I couldn’t leave this post without mentioning the one and only Samhita Mukhopadhyay. Samhita is the executive editor at Feministing and a digital strategist at Purpose. She spoke on the importance of online movement building. As I mentioned, this is an important topic to me because often it feels as though online is where I feel my feminist community the most. She made sure to note, however, that online activism can and should be taken off the web. Her presentation was wonderful and really legitimizes the work I do both on and offline.

Change does not happen overnight. But in the 19 (!) years that I’ve been an activist, I have seen progress. As important, I have made my voice heard. Silence is the goal of the oppressor. As Julie Lalonde from Hollaback! Ottawa said, “To be a feminist is to be surrounded by haters.” This conference was another reminder to keep fighting and that the fight matters. Last week I became the Outreach Coordinator for Hollaback! Boston. Now it is guaranteed that I will continue to HOLLA!!

Holla::Revolution–Hollaback! First International Conference

In just two days I will be attending this:


The description for the event is as follows, “ Hollaback! will provide the platform for leading feminist thinkers, activists and performers, including our very own Hollaback! site leaders from around the world, to give inspiring and empowering multimedia talks, performances and readings on subjects including ending street harassment, the future of feminism, online organizing, movement building and more!” It’s basically a feminist’s dream. I had absolutely no choice but to take a day off from work.

I first heard about Hollaback! several years ago when I had the pleasure of hearing Emily May, co-founder, speak at a feminist conference in NYC. Immediately it seemed like something I should be involved in but it never happened. Recently I attended a Hollaback! workshop here in Boston and immediately clicked with Site Director Britni. It is finally time for me to step up. I’m helping with some cool upcoming events that I’ll be sure to post more about soon.

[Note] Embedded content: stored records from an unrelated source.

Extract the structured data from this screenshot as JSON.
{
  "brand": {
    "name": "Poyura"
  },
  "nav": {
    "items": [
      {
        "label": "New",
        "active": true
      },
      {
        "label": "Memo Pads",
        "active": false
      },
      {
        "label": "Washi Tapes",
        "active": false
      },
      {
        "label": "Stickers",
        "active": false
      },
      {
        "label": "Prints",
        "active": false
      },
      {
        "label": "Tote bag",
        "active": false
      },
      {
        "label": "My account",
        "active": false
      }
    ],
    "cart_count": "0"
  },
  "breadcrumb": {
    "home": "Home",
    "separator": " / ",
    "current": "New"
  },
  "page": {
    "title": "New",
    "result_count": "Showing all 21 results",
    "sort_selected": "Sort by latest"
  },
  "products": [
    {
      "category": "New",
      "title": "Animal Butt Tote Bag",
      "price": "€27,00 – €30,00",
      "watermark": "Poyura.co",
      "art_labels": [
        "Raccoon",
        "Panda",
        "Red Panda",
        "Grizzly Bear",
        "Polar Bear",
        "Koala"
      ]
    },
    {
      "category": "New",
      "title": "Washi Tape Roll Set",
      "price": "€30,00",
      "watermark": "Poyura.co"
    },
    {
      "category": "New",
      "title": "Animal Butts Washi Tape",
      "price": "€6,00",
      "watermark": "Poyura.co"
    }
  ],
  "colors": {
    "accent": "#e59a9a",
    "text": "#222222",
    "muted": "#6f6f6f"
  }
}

I couldn’t be more excited to return to NYC on Thursday for a day of feminism and speaking truth to power. I look forward to updating everyone on the day of awesomeness that will be Holla::Revolution.